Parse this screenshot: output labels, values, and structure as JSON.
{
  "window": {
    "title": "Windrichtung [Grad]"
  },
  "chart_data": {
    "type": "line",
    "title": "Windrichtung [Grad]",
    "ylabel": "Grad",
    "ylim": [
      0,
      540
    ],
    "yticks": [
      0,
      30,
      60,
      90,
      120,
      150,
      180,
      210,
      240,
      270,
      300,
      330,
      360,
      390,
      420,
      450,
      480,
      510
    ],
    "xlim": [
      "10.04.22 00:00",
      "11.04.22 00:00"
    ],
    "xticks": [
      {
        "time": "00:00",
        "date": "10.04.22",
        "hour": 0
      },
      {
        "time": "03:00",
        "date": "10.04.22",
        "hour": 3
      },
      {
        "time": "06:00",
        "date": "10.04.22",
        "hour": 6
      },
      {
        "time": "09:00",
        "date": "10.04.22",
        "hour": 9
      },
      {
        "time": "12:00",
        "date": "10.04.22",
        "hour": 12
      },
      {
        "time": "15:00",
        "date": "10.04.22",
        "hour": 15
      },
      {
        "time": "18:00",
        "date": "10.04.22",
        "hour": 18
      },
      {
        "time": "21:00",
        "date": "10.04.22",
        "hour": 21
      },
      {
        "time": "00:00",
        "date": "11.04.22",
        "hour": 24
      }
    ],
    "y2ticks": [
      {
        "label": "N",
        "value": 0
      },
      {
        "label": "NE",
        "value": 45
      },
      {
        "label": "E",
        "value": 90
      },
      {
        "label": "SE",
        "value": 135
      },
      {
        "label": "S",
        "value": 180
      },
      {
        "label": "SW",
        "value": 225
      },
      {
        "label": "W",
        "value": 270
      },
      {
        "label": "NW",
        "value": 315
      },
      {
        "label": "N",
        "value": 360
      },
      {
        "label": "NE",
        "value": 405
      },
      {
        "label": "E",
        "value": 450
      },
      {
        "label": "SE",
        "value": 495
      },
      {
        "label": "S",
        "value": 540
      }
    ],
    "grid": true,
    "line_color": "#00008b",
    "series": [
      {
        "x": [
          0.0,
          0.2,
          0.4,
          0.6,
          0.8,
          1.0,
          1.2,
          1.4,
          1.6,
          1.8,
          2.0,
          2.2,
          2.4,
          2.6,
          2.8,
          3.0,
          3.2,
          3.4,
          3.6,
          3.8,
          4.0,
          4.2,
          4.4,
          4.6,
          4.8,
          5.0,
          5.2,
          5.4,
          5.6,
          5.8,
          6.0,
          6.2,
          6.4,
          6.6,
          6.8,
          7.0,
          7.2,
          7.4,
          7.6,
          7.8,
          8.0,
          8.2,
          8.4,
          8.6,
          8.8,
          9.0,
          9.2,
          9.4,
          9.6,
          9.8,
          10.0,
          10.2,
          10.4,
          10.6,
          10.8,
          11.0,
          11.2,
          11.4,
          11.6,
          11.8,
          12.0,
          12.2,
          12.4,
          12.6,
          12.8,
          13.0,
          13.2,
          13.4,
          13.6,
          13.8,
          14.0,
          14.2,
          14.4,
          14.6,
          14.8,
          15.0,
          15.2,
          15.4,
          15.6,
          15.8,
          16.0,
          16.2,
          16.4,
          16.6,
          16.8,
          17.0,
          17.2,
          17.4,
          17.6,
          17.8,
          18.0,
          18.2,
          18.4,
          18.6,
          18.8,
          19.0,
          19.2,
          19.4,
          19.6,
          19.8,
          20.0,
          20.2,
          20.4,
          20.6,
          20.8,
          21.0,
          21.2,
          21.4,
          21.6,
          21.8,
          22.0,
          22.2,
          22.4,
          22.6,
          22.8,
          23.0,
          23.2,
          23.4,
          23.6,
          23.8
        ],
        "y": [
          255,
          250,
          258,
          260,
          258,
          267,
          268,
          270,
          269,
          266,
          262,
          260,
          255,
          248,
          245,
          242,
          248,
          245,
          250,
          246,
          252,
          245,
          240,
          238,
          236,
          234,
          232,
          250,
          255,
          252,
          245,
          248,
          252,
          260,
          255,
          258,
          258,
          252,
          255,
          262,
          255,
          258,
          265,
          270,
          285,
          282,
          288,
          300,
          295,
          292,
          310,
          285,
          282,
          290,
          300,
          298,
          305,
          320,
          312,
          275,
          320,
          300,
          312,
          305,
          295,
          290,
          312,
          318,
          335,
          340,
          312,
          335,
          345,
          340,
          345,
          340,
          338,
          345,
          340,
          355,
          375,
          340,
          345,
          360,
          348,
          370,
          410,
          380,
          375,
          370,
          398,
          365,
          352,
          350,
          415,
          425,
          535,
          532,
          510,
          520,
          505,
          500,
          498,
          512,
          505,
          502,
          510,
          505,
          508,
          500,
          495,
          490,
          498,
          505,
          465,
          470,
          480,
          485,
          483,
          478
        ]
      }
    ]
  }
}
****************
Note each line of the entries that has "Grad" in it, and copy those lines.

**Task answer**
    "title": "Windrichtung [Grad]"
    "title": "Windrichtung [Grad]",
    "ylabel": "Grad",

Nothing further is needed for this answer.